    With law firms increasingly exposed to professional liability risks associated with their corporate client relationships, firms must craft well-structured client engagement letters to help protect against malpractice claims. Two key elements of an engagement letter are how it defines the scope of engagement and how it handles conflicts of interest, say Stuart Pattison and John Muller of Sompo International Holdings Ltd.

  • Aviation Watch: Is There Really A Pilot Shortage?

    Alan Hoffman

    In April, regional carrier Great Lakes Airlines ceased operations, blaming a lack of qualified cockpit personnel. It joins other airlines whose recent business woes have been attributed to a shortage of trained pilots. But the Air Line Pilots Association says poor pay and benefits are the issue. Retired attorney and private pilot Alan Hoffman explores how the current situation came about, and what lies ahead.

  • Series

    From Lawmaker To Lawyer: Prioritizing Is Always Key

    Joe Lieberman

    Today, members of Congress often seem able to blame colleagues of the other party for not getting anything done for their constituents. In law practice, you can’t really blame a bad result for your clients on the lawyers on the other side, says former Sen. Joe Lieberman, D-Conn., of Kasowitz Benson Torres LLP.

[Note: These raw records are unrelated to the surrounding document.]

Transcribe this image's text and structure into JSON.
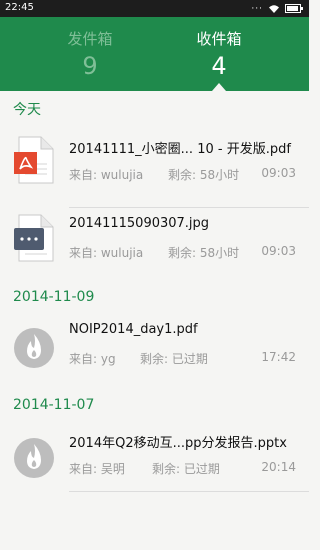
{
  "status_bar": {
    "time": "22:45"
  },
  "tabs": {
    "sent": {
      "label": "发件箱",
      "count": "9"
    },
    "received": {
      "label": "收件箱",
      "count": "4"
    }
  },
  "colors": {
    "brand": "#1f8a4c",
    "pdf": "#e4492f",
    "doc": "#4f5b6f",
    "expired": "#bdbdbd"
  },
  "sections": [
    {
      "title": "今天",
      "items": [
        {
          "icon": "pdf-file-icon",
          "name": "20141111_小密圈... 10 - 开发版.pdf",
          "from": "来自: wulujia",
          "remaining": "剩余: 58小时",
          "time": "09:03"
        },
        {
          "icon": "image-file-icon",
          "name": "20141115090307.jpg",
          "from": "来自: wulujia",
          "remaining": "剩余: 58小时",
          "time": "09:03"
        }
      ]
    },
    {
      "title": "2014-11-09",
      "items": [
        {
          "icon": "expired-fire-icon",
          "name": "NOIP2014_day1.pdf",
          "from": "来自: yg",
          "remaining": "剩余: 已过期",
          "time": "17:42"
        }
      ]
    },
    {
      "title": "2014-11-07",
      "items": [
        {
          "icon": "expired-fire-icon",
          "name": "2014年Q2移动互...pp分发报告.pptx",
          "from": "来自: 吴明",
          "remaining": "剩余: 已过期",
          "time": "20:14"
        }
      ]
    }
  ]
}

  • What's Next For Issue Preclusion And Patent Invalidity

    John O'Quinn

    Following the Federal Circuit's recent decision in Voter Verified v. Election Systems, district courts may begin to rethink their approach to issue preclusion as it applies to patent invalidity, say John O’Quinn and Hannah Bedard of Kirkland & Ellis LLP.

  • ICOs As Exempt Securities Offerings: An Economic Analysis

    Simona Mola

    Assuming that initial coin offerings are securities offerings, issuers must register them with the U.S. Securities and Exchange Commission unless they rely on an exemption from registration. Among the available exemptions from registration, three look well-suited for ICOs, say members of Bates White LLC and Quinn Emanuel Urquhart & Sullivan LLP.

  • What You Should Know About The 24/7 Cybercrime Network

    Chris Ott

    The CLOUD Act raises the possibility of agreements between the U.S. and EU on law enforcement access to digital evidence, and the EU’s proposed “e-evidence” regulation would streamline law enforcement access to data among its 28 member states. These two actions will greatly change the way that the G7's 24/7 Cybercrime Network operates, says Chris Ott of Davis Wright Tremaine LLP.

  • Classifying $10B Of Auctioned Airwaves For Tax Purposes

    R. Gregory Roberts

    Television broadcasters who participated in the 2017 Federal Communications Commission spectrum auction should carefully consider how the auction proceeds should be treated for state tax apportionment purposes, say attorneys at Reed Smith LLP.

  • Limiting Law Firms' Professional Liability Risks: Part 1

    Stuart Pattison

    Corporate law departments are increasingly demanding more concessions from outside legal counsel, and presenting engagement letters that open the door to greater professional and cyber liability exposure for law firms — often beyond the scope of their insurance coverage. Firms must add their own language to engagement letters to limit liability, say Stuart Pattison and John Muller of Sompo International Holdings Ltd.

  • Series

    From Lawmaker To Lawyer: How Congress Affected My Career

    Yvonne B. Burke

    Being a former member of Congress put me in an advantageous position when I approached law firms in the late '70s, at a time when there were few female lawyers, and even fewer African-American lawyers, in major law firms, says former Rep. Yvonne B. Burke, D-Calif., a director of Amtrak.

  • Design Patent Damages And The Jury's Confusion In Apple

    Derek Dahlgren

    Comments from a juror after the Apple v. Samsung trial revealed a specific problematic conclusion reached by the jury in its decision-making process, say Derek Dahlgren and Spencer Johnson of Rothwell Figg Ernst & Manbeck PC.